At least a quarter considered suffering in 20 out of 143 countries in 2012
WASHINGTON, D.C. -- For the third year in a row, Bulgaria in 2012 once again had the negative distinction of leading the global suffering list, with 39% of Bulgarians rating their lives poorly enough to be considered "suffering." However, this time, Bulgaria is not alone at the top. Thirty-seven percent of Armenians were suffering, and Cambodians, Haitians, Hungarians, Malagasy, Macedonians, and Iranians followed closely behind.
Gallup classifies respondents as "thriving," "struggling," or "suffering" according to how they rate their current and future lives on a ladder scale with steps numbered from zero to 10 based on the Cantril Self-Anchoring Striving Scale. Gallup considers people to be suffering if they rate their current lives a 4 or lower and their lives in five years a 4 or lower. The respondents do not label themselves as suffering.
In 20 out of 143 countries and areas surveyed in 2012, at least a quarter of the adult population rated their lives poorly enough to be considered suffering. Those countries span most world regions, including six places in crisis-hit Europe. Worldwide, one in seven adults was suffering in 2012. South Asia led the world in suffering at 24%, followed by 21% in the Balkans and the Middle East and North Africa regions.
Low Levels of Suffering Mostly Seen in Wealthier Countries
Suffering was 2% or less in 17 countries and areas -- most of them wealthier and more developed countries. Some developing countries also made this list: Thailand, Venezuela, Nigeria, the Somaliland region, and Libya. Gallup trend data show suffering in the first four countries and areas has been consistently low since Gallup started surveying in these places. The 2012 study in Libya is the only nationally representative study Gallup conducted so far in this country.
Suffering in Venezuela has always been in the single digits, yet in 2012, suffering was exceptionally low. With fieldwork being conducted in the run-up to the presidential elections in October 2012, the government's spending spree ahead of the elections might at least partially explain the drop in suffering from 7% in 2011 to 2%.
In Libya, many people were probably still enthused by having rid the country of Moammar Gadhafi, who ruled in a dictatorship lasting more than four decades.

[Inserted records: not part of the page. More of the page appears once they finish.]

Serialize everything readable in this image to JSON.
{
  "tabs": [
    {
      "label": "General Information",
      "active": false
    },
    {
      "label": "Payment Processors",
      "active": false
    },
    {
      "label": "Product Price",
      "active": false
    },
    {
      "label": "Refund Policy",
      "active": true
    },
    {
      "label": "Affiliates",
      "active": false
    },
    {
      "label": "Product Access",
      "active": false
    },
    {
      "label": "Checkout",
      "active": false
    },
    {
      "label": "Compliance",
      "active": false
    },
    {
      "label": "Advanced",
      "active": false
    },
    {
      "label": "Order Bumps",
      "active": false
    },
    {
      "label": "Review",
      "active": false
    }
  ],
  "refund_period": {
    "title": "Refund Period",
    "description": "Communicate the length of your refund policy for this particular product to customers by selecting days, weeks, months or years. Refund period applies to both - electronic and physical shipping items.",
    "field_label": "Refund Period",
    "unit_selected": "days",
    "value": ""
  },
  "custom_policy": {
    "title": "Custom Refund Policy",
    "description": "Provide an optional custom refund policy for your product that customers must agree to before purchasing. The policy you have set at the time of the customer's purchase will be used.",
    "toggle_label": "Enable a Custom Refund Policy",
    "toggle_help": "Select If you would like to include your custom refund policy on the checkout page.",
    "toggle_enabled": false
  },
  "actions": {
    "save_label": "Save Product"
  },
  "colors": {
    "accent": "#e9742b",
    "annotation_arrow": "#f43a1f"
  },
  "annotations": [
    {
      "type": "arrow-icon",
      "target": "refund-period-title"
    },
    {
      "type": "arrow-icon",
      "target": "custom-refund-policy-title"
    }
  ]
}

Four percent of Americans were suffering in 2012.
Across countries, measures of well-being are highly related to income, education levels, and reported disease conditions. Individuals who are thriving have fewer disease conditions, fewer sick days, and higher incomes; are more highly educated; and have better work environments. Residents in countries with higher percentages of thriving respondents also report that the area they live in is a good place to live for people of different ethnicities, races, and cultures.
Compared with thriving respondents, struggling respondents are much more likely to worry about money on a daily basis, and suffering respondents are less likely to have necessities such as food and shelter.
Leaders in Bulgaria started to face the likely consequences of high levels of suffering among the country's residents in 2013. Protests that spread throughout the country resulted in the resignation of the center-right government of Boyko Borisov. However, in the poorest state in the European Union, conflict over poverty and corruption continues despite the early elections that happened in May of this year.
For complete data sets or custom research from the more than 150 countries Gallup continually surveys, please contact us.
Results are based on telephone and face-to-face interviews with approximately 1,000 adults, aged 15 and older, per country. For results based on the total sample of national adults, one can say with 95% confidence that the maximum margin of sampling error ranged from a low of ±1.7 percentage points to ±5.6 percentage points. The margin of error reflects the influence of data weighting. In addition to sampling error, question wording and practical difficulties in conducting surveys can introduce error or bias into the findings of public opinion polls.
For more complete methodology and specific survey dates, please review Gallup's Country Data Set details.